* _EXERCISE_:
Search the data for the word "this" and copy every line that contains it.

** SUPPLIED DATA follows **

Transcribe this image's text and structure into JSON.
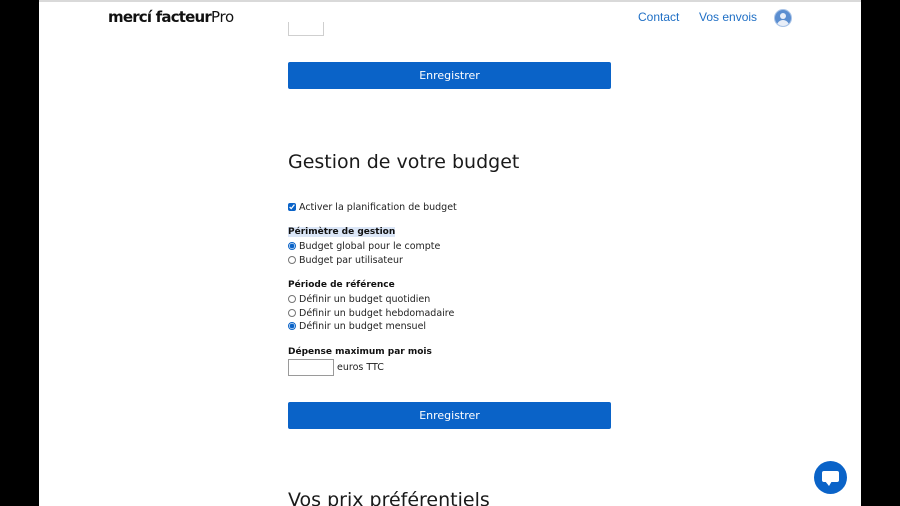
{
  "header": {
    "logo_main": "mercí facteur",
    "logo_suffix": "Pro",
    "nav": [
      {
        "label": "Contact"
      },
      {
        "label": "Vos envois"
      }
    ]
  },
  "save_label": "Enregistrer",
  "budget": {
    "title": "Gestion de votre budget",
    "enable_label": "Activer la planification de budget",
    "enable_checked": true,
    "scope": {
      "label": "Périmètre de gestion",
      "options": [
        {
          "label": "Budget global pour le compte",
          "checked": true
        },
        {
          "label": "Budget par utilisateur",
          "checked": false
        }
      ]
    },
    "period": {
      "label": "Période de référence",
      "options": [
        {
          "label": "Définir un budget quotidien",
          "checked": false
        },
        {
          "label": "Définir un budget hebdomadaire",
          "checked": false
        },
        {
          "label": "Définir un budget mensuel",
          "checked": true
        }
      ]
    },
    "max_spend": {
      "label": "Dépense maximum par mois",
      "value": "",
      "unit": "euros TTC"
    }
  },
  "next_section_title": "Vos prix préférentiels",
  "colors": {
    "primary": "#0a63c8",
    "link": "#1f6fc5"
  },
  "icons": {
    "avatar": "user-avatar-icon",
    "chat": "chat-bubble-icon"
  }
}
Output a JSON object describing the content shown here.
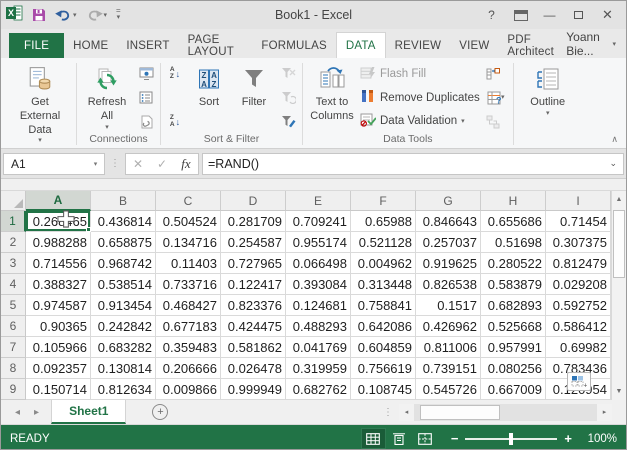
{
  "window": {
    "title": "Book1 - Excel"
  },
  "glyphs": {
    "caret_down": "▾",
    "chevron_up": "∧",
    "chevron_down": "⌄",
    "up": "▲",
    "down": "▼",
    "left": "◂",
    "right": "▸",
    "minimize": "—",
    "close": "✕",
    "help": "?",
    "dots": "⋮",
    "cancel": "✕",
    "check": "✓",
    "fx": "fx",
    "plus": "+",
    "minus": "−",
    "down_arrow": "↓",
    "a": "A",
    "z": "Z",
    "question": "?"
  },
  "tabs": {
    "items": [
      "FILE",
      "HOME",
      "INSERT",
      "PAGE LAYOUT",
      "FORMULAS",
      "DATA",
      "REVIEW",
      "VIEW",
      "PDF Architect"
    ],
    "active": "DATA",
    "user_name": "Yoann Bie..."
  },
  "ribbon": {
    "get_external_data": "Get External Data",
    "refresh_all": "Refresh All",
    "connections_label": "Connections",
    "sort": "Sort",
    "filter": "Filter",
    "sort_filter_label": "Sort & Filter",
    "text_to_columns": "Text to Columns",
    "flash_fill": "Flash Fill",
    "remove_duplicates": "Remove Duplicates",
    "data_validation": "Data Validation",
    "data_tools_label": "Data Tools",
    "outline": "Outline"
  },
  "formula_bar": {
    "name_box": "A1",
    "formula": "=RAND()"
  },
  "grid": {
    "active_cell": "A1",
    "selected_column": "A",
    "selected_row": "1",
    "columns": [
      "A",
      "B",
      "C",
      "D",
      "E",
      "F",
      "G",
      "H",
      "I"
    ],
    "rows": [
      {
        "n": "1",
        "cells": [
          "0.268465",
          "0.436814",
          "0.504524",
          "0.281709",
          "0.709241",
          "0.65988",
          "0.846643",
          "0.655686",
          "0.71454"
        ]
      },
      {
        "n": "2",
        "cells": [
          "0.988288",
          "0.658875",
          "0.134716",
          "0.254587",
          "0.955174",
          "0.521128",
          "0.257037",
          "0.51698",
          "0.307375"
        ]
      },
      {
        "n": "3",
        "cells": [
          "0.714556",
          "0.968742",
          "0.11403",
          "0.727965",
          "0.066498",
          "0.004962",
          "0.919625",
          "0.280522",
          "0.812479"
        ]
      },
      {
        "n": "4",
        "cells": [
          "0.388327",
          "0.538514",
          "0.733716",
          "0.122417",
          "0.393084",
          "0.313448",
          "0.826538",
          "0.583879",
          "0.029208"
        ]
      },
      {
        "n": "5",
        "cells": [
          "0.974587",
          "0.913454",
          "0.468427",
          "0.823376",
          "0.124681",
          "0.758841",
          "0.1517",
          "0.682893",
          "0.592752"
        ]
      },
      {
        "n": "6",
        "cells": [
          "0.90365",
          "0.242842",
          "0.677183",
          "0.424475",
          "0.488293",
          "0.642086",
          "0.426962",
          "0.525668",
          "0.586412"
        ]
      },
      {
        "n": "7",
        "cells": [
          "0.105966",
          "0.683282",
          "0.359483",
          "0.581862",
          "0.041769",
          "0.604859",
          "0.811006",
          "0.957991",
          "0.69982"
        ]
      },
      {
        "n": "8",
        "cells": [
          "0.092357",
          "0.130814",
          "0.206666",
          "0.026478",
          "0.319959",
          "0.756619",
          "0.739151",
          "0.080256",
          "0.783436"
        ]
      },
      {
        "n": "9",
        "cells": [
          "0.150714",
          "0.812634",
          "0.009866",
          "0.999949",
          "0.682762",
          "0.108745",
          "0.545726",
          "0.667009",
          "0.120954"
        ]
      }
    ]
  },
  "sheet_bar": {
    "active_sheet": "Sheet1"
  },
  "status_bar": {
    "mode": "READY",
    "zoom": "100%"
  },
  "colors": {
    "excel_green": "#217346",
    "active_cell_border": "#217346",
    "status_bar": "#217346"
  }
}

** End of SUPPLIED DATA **
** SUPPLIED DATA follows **

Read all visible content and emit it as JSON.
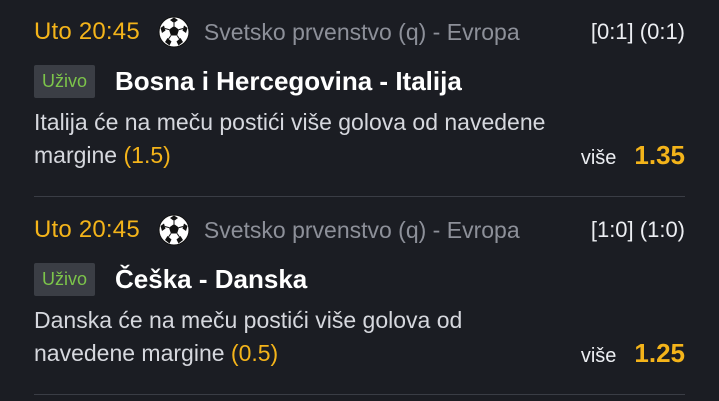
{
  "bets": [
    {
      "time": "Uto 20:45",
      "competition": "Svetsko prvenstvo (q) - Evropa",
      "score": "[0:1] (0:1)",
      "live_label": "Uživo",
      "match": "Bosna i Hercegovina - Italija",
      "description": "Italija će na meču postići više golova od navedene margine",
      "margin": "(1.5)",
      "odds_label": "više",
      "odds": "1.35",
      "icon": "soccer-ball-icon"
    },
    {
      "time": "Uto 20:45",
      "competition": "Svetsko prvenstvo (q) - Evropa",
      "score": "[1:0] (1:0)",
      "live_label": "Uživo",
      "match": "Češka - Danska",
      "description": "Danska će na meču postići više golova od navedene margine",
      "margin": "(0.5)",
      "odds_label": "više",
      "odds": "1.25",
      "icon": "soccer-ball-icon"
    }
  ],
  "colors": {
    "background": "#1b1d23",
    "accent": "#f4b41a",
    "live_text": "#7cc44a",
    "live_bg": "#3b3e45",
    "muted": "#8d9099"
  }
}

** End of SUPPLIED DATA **
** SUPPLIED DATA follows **

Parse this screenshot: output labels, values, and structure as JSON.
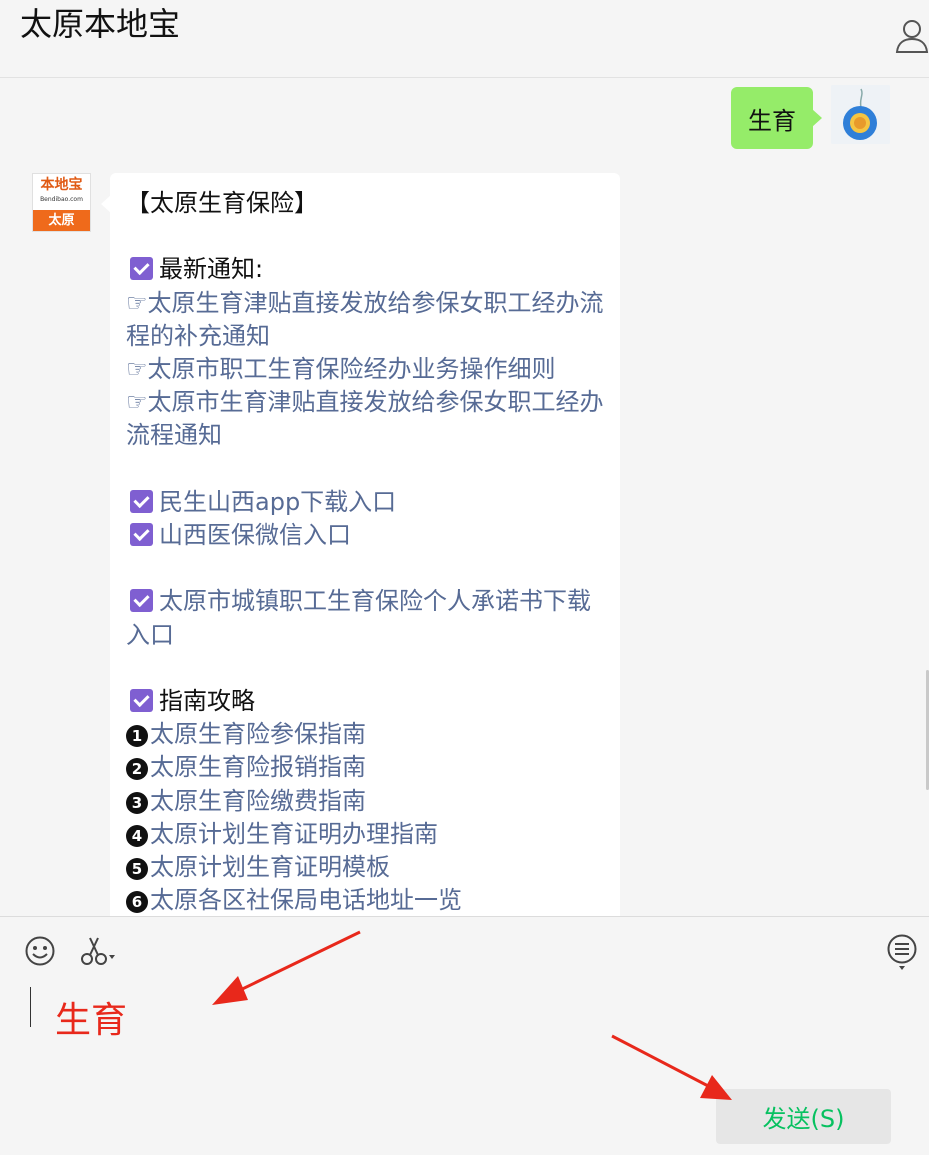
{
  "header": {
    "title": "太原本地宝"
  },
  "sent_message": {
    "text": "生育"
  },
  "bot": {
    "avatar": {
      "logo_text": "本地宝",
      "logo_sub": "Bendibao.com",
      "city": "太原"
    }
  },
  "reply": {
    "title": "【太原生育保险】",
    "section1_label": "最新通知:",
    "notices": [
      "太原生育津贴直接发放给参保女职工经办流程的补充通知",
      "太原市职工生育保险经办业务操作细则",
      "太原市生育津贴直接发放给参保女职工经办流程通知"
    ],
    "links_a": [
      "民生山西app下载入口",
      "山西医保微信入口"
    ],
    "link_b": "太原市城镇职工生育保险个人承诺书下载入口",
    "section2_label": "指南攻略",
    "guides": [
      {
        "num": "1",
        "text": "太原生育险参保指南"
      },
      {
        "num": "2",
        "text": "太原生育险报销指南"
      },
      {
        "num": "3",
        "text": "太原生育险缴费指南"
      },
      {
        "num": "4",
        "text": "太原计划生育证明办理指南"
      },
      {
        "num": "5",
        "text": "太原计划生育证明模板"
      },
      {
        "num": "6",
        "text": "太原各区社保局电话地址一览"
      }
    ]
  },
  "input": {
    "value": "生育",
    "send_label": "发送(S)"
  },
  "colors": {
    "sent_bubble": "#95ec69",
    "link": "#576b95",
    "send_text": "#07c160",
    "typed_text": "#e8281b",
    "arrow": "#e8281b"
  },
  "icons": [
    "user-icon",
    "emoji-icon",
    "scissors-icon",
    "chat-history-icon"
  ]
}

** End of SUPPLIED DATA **

* _ANSWER BOX_:
Transcribe this image's text and structure into JSON.
Parse this screenshot: output labels, values, and structure as JSON.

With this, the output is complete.